Data about app and page elements:
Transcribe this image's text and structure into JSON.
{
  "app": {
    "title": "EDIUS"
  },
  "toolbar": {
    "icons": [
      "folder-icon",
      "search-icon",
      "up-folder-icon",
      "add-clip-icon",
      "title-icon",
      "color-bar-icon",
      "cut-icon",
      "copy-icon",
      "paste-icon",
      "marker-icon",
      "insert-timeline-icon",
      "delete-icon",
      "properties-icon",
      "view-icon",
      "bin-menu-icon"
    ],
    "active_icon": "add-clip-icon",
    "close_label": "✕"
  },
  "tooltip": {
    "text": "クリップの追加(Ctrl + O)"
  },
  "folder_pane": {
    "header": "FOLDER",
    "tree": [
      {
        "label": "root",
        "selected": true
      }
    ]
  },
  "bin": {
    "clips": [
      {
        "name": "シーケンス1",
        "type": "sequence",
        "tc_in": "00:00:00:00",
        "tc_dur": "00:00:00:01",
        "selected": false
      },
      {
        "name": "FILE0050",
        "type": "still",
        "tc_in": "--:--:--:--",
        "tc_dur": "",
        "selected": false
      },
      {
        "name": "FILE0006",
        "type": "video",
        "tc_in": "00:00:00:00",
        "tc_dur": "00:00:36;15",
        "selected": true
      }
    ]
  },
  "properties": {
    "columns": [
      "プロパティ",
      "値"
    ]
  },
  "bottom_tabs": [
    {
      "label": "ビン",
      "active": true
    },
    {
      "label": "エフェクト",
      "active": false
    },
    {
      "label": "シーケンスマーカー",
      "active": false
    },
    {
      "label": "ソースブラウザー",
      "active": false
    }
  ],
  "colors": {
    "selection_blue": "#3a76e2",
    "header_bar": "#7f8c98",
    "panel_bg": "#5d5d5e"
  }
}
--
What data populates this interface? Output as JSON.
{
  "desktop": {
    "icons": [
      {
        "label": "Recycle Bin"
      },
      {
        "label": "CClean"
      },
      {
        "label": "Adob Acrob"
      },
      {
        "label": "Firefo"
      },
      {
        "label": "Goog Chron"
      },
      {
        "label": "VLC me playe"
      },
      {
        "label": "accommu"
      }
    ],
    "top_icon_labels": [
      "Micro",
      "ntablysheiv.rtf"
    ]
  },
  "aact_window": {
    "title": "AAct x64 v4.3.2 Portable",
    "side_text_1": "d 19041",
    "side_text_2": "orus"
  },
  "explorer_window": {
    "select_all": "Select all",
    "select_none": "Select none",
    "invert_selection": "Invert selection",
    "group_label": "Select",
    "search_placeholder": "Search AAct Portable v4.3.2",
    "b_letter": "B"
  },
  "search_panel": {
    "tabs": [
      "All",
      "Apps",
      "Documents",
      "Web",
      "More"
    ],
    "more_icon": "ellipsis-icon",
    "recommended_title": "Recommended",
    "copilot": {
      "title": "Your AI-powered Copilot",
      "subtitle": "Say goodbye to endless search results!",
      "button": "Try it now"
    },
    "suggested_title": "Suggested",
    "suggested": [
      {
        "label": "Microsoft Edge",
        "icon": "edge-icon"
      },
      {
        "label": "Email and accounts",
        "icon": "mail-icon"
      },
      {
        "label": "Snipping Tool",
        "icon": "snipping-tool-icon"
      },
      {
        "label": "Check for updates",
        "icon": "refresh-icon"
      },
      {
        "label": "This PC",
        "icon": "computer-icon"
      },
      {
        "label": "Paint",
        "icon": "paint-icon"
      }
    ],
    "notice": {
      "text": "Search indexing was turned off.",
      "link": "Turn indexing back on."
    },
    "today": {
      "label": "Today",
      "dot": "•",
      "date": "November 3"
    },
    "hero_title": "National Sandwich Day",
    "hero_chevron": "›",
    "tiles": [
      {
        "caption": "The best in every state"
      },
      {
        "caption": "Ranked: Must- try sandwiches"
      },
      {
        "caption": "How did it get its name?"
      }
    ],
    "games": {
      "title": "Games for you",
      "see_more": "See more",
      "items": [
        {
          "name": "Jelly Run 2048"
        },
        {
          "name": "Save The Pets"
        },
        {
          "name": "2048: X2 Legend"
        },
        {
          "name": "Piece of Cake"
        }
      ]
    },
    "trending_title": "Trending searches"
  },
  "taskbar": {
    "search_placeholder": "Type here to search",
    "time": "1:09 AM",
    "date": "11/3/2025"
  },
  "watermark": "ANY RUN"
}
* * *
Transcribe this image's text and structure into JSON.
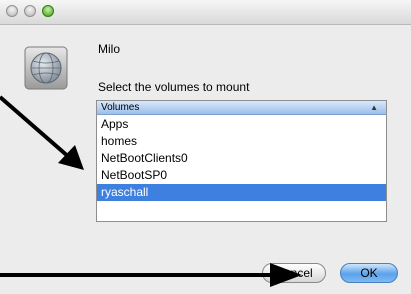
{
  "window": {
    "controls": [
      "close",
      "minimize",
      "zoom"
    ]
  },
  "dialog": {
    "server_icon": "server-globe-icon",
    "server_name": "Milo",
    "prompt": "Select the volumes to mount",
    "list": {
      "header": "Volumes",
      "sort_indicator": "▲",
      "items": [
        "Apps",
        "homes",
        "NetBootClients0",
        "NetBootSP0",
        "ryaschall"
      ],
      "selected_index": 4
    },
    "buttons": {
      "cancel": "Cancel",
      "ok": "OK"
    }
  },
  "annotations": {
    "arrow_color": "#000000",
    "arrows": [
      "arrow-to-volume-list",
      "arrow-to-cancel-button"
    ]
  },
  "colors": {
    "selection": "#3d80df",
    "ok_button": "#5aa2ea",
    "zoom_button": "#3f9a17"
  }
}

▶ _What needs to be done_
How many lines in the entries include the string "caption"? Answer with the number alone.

▶ _Answer space_
3